Sylvia del Villard
Sylvia del Villard

For over thirty years Sylvia Luz del Villard Güilbert gave global lectures and performances on the African influence in Puerto Rico (PR) as an activist, actress, artist, ballerina, choreographer, coloratura, dancer, declamadora, folklorist, lecturer, orator, painter, teacher, singer, and writer.
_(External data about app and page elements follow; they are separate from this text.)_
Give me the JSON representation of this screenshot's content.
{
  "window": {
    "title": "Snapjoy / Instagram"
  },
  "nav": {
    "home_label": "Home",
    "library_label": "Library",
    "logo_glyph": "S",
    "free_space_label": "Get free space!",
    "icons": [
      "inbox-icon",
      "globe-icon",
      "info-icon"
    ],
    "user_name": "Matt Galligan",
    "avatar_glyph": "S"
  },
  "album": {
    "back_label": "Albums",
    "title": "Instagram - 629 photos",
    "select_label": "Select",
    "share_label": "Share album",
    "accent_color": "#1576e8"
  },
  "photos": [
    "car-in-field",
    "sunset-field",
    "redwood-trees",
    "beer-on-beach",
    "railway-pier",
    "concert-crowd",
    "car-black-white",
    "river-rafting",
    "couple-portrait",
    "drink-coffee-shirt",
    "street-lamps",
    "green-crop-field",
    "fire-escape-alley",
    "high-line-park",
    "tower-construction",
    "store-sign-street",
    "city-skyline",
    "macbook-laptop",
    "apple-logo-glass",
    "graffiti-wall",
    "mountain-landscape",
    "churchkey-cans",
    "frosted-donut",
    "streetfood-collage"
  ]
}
Reared by Paula Moreno Herrera, she was born February 28, 1928 in Santurce, PR to Ponce-native Marcolina Güilbert and Arecibo-native Agustín Villard Díaz (1897-1986). Villard graduated from Escuela Superior Central, won a PR government scholarship, briefly attended Fisk University, and ultimately completed University of Puerto Rico–Río Piedras B.A. and M.A. degrees.

In the 1950s, Russian Jewish pianist Sonia Rudd (formerly Sonya Rudenko) and Metropolitan Opera House voice coach Leo Braun trained Villard while she attended CUNY. She joined the Africa House troupe, and became a member of Carabalí Dancers (with Christine Chapman and Roland Duvall Davis). She adapted African dances to poetry, performed Afro-Antillean and Negro Spirituals at Café Teatro Ocho Puertas (1963) and at the 1979 Pan-American Association Festival of the New World in Lagos. While in Nigeria she engaged in genealogy research on her possible lineage within the Igbo and Yoruba.

Villard founded Teatro Afro-Boricua El Coquí (1968), Luis Palés Matos Theater (1977), and headed Ensemble Soninke, while playing roles in El Reto, Gri-Gri, Baquiné, Aquelarre y Tambó, Let My People Go, El Negro en América; choreographed for the Afro-Borcua Ballet and Compañía Asociación Latinoamericana de Cultura; and danced in Palesiana y Aquelarre, Palesíanisima, Valley Without Echo, Witches of Salem, The Boy Friend, The Crucible, and Kwamina. Her many film credits include Los Traidores de San Ángel, The Time We Lost, and Life of Sin.

Villard’s artistry collided with PR anti-Blackness when the television industry shunned her for publicly condemning Angela Mayer’s blackface Chianita La Negra in El Hijo de Ángela María (1974). PR whites in blackface was “repulsive,” Villard asserted, and Blacks were “tired of this situation.” In the late 1970s, Viejo San Juan residents deemed her African-centered productions as disruptive and promoted years of costly court battles to have her theatre closed. Villard experienced racist taunts by unruly Bayamón teens for her Luis Palés Matos high school performance (1980-81). This unapologetic Blackness inspired many Afro-Puerto Ricans like writer María Ramos Rosado, dancer Awilda Sterling-Duprey, actor Julio Axel Landrón, percussionist ‘Papo’ Sterling and musician Jorge Santiago Arce.

In 1988, Villard taught in New York City and the following year she presented “Racism in the Puerto Rican Nation” in the Black Woman in the Americas symposium at the Schomburg Center for Research in Black Culture. Diagnosed with lung cancer soon after, she returned to PR where she died at 62 on February 5, 1990. Despite Governor Hernández Colón infamously dismissing the African contribution to PR culture, he nevertheless paid last respects when visiting Villard’s childhood home. Survived by daughter, Naii Luz Colón and buried in the Villa Palmeras Cemetery near Black legends Rafael Cortijo and Ismael Rivera, Queen Mother Sylvia del Villard, journalist Wilda Rodríguez declared, “lived her life protecting our African heritage and she did it with extraordinary passion. She was a Black Queen to those of us who had the privilege of paying her tribute.”